, an on-line magazine that monitors Illinois policy issues, highlights the mismatch between the places in the Chicago region where rapid job growth has been concentrated and the places where the region’s African-American community–with an unemployment rate five times that of whites–lives.
The Reporter’s review of employment and population data from 1990 through 2006 shows that in the 41 municipalities where blacks made up less than 1% of the population, the number of jobs grew nearly 60,000. In contrast, the 14 municipalities with large African-American populations (30% or more) lost 45,000 jobs in the same period.
The Reporter’s findings complement findings of Good Jobs First’s
, which mapped state subsidy spending between 1990 and 2004.
The report described how these subsidies overwhelmingly supported business location and expansion in Chicago’s already affluent, mainly white and job-rich suburban counties and communities.
These were also areas that had little affordable housing and few public transit options for job seekers from Chicago neighborhoods and suburbs with high unemployment. As
, African-American job-seekers from Chicago’s South Side seeking work in fast growing McHenry County must choose between moving to costly, segregated neighborhoods or making long commutes by car.
Mapping the geographical distribution of other economic development, education, and infrastructure spending remains essential to promote more regional equity.
But more aggressive use of existing policy tools, like the 2006
Illinois Business Location Efficient Incentives law
, is also crucial.
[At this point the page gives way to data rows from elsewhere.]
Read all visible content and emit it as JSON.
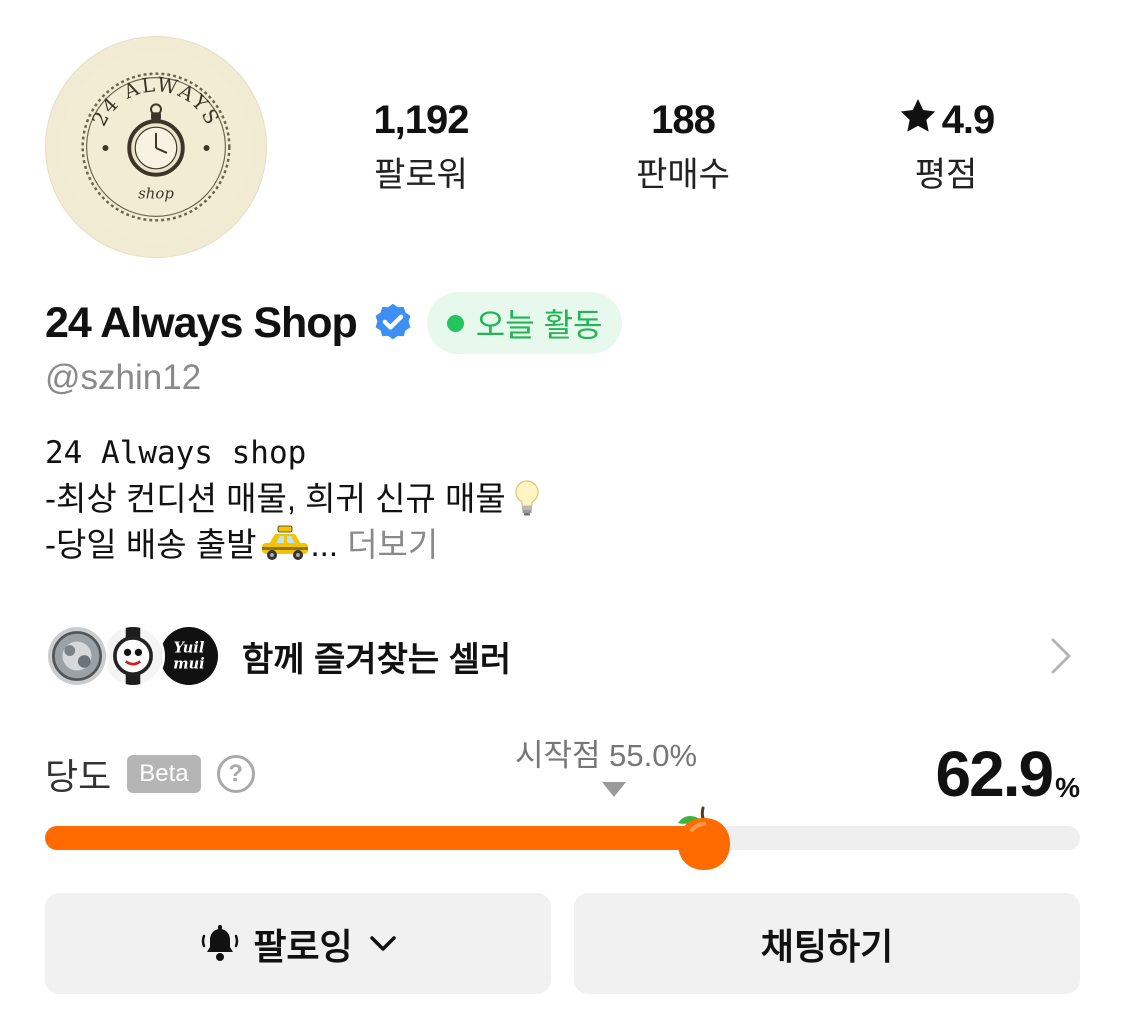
{
  "profile": {
    "avatar_text_top": "24 ALWAYS",
    "avatar_text_bottom": "shop",
    "name": "24 Always Shop",
    "handle": "@szhin12",
    "activity_badge": "오늘 활동",
    "verified_icon": "verified-badge-icon",
    "colors": {
      "badge_bg": "#e7f8ec",
      "badge_text": "#22b455",
      "verified": "#3d8ef5"
    }
  },
  "stats": [
    {
      "value": "1,192",
      "label": "팔로워"
    },
    {
      "value": "188",
      "label": "판매수"
    },
    {
      "value": "4.9",
      "label": "평점",
      "icon": "star-icon"
    }
  ],
  "bio": {
    "line1": "24 Always shop",
    "line2": "-최상 컨디션 매물, 희귀 신규 매물",
    "line3": "-당일 배송 출발",
    "ellipsis": "...",
    "more": "더보기"
  },
  "sellers": {
    "label": "함께 즐겨찾는 셀러",
    "third_thumb_text": "Yuil mui"
  },
  "sweetness": {
    "title": "당도",
    "beta": "Beta",
    "help": "?",
    "start_label": "시작점 55.0%",
    "start_point": 55.0,
    "value": "62.9",
    "value_number": 62.9,
    "unit": "%",
    "colors": {
      "fill": "#ff6b00",
      "track": "#efefef"
    }
  },
  "buttons": {
    "follow": "팔로잉",
    "chat": "채팅하기"
  }
}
The law provides a modestly increased corporate tax credit for companies locating or expanding in areas with available affordable housing and/or transit access, and should be promoted vigorously to redirect more job growth back to older and needier urban areas.